Undergraduates Celebrate Second Consecutive Virtual Housing Day


Dean of Students Office Discusses Housing Day, Anti-Racism Goals


Renowned Cardiologist and Nobel Peace Prize Winner Bernard Lown Dies at 99


Native American Nonprofit Accuses Harvard of Violating Federal Graves Protection and Repatriation Act


U.S. Reps Assess Biden’s Progress on Immigration at HKS Event

Hormones May Increase Risk of Cancer

By Michael C. George, Contributing Writer

High levels of multiple hormones, particularly estrogen and testosterone, increase the risk of breast cancer, according to a study published recently by researchers from the Brigham and Women’s Hospital and Harvard Medical School.

The findings could make it easier to predict an individual’s risk of breast cancer, which affects as many as one in eight American women over the course of their lifetime.

The team’s study, which analyzed the impact of interacting hormones on cancer growth, filled a gap in research on the factors influencing breast cancer, according to co-author Shelley S. Tworoger, assistant professor of medicine and epidemiology at Harvard School of Public Health.

Previous studies have focused on the influence of hormones only in isolation, Tworoger said.

“This research changes how we may look at risk prediction in the future,” she said.

The researchers were able to take advantage of samples from the Nurses’ Health Study, a cohort of 121,700 American female nurses.

In what Tworoger describes as a “huge undertaking,” 32,826 of the study’s participants individually drew their own blood in 1989 and 1990 before sending their sample in for analysis.

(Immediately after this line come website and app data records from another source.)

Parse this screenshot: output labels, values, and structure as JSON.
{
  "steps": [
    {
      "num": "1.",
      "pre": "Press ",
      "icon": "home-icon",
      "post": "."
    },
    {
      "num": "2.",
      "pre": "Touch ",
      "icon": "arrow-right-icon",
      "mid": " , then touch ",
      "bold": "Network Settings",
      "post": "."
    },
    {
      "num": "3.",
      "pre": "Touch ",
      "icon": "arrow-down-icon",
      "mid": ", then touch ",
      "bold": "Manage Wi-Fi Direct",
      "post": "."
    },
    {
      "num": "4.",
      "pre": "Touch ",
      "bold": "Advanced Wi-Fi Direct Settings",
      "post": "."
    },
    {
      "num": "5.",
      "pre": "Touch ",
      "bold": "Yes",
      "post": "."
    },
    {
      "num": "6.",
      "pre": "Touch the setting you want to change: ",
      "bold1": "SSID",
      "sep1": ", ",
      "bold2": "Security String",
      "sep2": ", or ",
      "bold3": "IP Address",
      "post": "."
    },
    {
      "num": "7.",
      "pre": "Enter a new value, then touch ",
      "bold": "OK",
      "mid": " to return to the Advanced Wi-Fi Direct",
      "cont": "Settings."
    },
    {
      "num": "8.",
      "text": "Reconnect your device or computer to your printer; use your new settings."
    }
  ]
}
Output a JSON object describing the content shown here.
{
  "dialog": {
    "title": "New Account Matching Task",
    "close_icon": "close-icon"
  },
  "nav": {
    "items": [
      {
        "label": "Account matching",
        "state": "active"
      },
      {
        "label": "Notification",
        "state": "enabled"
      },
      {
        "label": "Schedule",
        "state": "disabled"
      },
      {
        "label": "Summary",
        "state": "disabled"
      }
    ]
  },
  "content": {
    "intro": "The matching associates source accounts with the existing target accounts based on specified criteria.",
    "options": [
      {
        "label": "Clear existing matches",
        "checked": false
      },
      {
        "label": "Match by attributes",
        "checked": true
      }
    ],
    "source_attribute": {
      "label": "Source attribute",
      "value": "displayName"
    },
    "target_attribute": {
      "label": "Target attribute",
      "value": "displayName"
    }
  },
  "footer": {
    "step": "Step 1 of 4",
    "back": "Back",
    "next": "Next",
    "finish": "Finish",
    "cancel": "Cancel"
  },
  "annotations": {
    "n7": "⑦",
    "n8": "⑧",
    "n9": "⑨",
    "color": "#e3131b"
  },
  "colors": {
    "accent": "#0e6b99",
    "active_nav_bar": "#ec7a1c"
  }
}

In follow-ups years later, the study then drew upon 320 confirmed breast cancer patients from the sample, analyzing levels of estrogens, androgens, and prolactin.

“Our ultimate goal would be to be able to identify women who are at a high risk of breast cancer so they can take preventive action,” said Tworoger

While current risk-prediction models, which take into account family and individual health history, can describe trends within a population, Tworoger said that establishing an accurate risk-prediction model for individuals remains a challenge.

More research is necessary to determine the implications of the researchers’ findings, Tworoger said. She said that drawing upon an even larger sample size would enable researchers to answer more key questions about the influence of hormones on risk rates.

In the future, for instance, Tworoger said she would like to confirm indications in the study that estrogens may have a slightly stronger influence on breast cancer risk than androgens.

Tworoger said she is working with researchers at Oxford to obtain access to a much larger, international dataset. But she said the end results of this research is still “several years away.”

“I think the most important thing is that more research is needed about how these hormones influence the risk of breast cancer,” said Tworoger. “If we can identify the best way to predict cancer risk using hormones, women who are at a higher risk could take medication which blocked their effects.”

Want to keep up with breaking news? Subscribe to our email newsletter.

Harvard Medical School